The NHL and NHL Players’ Association are turning to mediation in an effort to solve their labour dispute.
With negotiations stalled on a new collective bargaining agreement, the sides have agreed to allow U.S. federal mediators into the process — something they tried without success on multiple occasions prior to the cancellation of the 2004-05 season.
“While we have no particular level of expectation going into this process, we welcome a new approach in trying to reach a resolution of the ongoing labour dispute at the earliest possible date,” deputy commissioner Bill Daly said Monday.

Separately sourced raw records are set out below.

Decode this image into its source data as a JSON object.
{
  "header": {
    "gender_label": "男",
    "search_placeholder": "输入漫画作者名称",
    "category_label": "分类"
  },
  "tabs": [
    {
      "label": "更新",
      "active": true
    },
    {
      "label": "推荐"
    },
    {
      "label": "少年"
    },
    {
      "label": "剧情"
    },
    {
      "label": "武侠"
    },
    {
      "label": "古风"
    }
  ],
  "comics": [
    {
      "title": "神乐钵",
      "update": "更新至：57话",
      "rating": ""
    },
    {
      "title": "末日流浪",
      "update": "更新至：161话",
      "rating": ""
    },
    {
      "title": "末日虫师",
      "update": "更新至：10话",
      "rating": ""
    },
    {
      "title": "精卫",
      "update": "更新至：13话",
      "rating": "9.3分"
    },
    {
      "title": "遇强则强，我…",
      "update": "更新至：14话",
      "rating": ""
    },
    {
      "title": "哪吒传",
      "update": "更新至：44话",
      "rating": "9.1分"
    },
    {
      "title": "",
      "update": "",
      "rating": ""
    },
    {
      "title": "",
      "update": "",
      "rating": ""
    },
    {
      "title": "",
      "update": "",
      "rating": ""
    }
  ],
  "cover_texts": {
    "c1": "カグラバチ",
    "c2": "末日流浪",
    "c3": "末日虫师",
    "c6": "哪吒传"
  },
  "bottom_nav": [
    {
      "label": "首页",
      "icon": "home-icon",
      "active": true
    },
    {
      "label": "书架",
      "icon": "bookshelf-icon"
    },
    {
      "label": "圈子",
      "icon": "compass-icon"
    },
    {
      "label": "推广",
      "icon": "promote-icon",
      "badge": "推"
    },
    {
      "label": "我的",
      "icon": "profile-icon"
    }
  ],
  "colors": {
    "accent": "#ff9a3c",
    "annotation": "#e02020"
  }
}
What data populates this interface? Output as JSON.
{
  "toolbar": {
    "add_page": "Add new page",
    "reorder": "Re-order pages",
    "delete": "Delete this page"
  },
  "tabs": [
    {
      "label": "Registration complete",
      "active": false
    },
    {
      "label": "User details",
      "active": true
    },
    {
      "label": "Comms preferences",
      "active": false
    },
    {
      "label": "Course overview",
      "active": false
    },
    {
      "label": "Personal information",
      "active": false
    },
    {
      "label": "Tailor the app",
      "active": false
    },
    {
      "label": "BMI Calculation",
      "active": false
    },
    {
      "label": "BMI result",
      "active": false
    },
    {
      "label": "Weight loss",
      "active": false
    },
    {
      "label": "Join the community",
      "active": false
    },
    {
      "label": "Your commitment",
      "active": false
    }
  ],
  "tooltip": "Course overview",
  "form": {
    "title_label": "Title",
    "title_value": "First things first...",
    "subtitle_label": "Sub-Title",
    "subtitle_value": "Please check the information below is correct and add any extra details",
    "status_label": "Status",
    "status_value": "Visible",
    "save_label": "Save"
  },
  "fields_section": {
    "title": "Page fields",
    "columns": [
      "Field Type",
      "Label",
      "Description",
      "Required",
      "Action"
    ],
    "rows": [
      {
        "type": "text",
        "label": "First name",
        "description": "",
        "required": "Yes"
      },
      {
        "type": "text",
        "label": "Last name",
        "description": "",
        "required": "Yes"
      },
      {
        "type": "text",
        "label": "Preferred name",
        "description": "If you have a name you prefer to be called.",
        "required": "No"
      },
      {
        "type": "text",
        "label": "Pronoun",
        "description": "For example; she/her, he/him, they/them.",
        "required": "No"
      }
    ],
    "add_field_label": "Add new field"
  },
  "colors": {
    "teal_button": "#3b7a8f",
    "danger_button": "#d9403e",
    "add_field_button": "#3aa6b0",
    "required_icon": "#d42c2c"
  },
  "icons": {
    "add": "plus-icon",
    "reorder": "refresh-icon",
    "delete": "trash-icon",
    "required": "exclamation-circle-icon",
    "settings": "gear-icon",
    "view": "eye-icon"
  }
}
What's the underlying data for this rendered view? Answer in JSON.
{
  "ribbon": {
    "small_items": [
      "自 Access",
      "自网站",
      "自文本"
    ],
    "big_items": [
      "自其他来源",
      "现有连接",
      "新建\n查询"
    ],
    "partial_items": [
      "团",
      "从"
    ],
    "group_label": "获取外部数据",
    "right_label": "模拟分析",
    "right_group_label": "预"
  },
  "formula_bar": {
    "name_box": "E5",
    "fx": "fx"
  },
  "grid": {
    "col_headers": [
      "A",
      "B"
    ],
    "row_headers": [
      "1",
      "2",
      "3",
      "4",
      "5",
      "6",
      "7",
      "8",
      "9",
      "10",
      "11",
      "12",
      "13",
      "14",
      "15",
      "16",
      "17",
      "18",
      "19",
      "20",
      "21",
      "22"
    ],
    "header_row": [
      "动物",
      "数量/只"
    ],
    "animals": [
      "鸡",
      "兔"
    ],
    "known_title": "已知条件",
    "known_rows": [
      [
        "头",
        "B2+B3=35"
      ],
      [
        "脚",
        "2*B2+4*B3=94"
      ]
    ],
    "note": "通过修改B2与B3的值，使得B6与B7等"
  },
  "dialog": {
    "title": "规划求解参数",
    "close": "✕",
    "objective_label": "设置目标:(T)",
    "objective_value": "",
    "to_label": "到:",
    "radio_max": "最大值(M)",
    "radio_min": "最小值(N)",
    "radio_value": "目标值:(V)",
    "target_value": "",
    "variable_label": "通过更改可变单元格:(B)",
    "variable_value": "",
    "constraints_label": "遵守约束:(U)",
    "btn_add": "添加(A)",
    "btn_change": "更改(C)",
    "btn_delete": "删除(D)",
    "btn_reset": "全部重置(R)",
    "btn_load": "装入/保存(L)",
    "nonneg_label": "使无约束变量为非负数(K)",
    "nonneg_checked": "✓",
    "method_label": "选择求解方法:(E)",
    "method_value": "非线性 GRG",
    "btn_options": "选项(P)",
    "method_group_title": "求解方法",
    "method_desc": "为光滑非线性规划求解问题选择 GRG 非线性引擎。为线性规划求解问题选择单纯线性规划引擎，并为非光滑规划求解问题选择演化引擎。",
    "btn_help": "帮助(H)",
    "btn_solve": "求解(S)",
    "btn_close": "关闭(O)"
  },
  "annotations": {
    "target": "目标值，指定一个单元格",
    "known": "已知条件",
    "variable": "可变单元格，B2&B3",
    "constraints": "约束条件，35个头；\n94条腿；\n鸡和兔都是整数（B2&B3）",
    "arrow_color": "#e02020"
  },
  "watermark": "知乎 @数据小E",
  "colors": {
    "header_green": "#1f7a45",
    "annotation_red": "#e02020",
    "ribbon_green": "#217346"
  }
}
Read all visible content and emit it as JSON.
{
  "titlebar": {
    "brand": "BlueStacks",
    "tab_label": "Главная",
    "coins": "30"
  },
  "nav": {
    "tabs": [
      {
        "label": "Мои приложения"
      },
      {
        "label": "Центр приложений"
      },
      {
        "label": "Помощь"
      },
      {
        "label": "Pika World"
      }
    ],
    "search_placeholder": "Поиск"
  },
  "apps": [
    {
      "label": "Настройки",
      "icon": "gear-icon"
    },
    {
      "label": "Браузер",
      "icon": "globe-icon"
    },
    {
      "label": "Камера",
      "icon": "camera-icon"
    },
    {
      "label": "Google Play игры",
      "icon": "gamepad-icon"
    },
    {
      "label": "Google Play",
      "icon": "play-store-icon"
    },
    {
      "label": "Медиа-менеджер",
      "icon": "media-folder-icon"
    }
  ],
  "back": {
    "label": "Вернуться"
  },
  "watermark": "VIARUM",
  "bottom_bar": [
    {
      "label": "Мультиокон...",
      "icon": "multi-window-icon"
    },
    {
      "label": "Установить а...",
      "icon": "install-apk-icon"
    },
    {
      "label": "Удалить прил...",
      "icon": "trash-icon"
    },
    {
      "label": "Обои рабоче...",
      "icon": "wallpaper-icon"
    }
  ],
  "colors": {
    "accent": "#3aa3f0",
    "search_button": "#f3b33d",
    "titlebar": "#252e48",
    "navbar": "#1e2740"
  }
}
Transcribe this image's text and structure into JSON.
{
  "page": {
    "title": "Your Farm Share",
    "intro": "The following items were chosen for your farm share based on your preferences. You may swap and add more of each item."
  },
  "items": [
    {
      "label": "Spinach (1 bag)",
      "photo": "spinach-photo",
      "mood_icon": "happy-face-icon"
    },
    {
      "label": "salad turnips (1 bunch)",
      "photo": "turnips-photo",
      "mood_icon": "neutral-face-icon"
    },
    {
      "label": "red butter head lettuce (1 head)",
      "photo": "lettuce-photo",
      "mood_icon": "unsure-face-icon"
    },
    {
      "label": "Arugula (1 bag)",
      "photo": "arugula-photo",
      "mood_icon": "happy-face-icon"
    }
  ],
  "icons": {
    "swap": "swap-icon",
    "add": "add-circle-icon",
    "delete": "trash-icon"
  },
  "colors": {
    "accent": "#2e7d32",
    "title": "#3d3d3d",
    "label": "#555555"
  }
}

The mediation will be non-binding, meaning the sides will not be forced to go along with suggestions or recommendations.
Deputy director Scot L. Beckenbaugh, director of mediation services John Sweeney and commissioner Guy Serota have been assigned to the case, according to the Federal Mediation and Conciliation Service.
Beckenbaugh was acting director of the agency during the NHL’s last labour dispute, which saw mediators involved with negotiations just days before commissioner Gary Bettman cancelled the season in February 2005.
The NHL and NHLPA haven’t met since last week, when the union tabled a proposal that Bettman said still left the sides “far apart.” They are expected to get back together at some point in the coming days.
The league and union have both proposed going to a 50-50 split of revenues throughout the agreement, with the NHL offering $211 million in additional deferred payments to help ease the transition. The NHLPA has asked for $393 million.
There are also a variety of rules relating to player contracts that still need to be sorted out.
George H. Cohen, director of the FMCS, says his organization will not comment on the schedule or status of the talks “until further notice.”
The lockout is now in its 11th week and has forced the NHL to cancel all games through Dec. 15.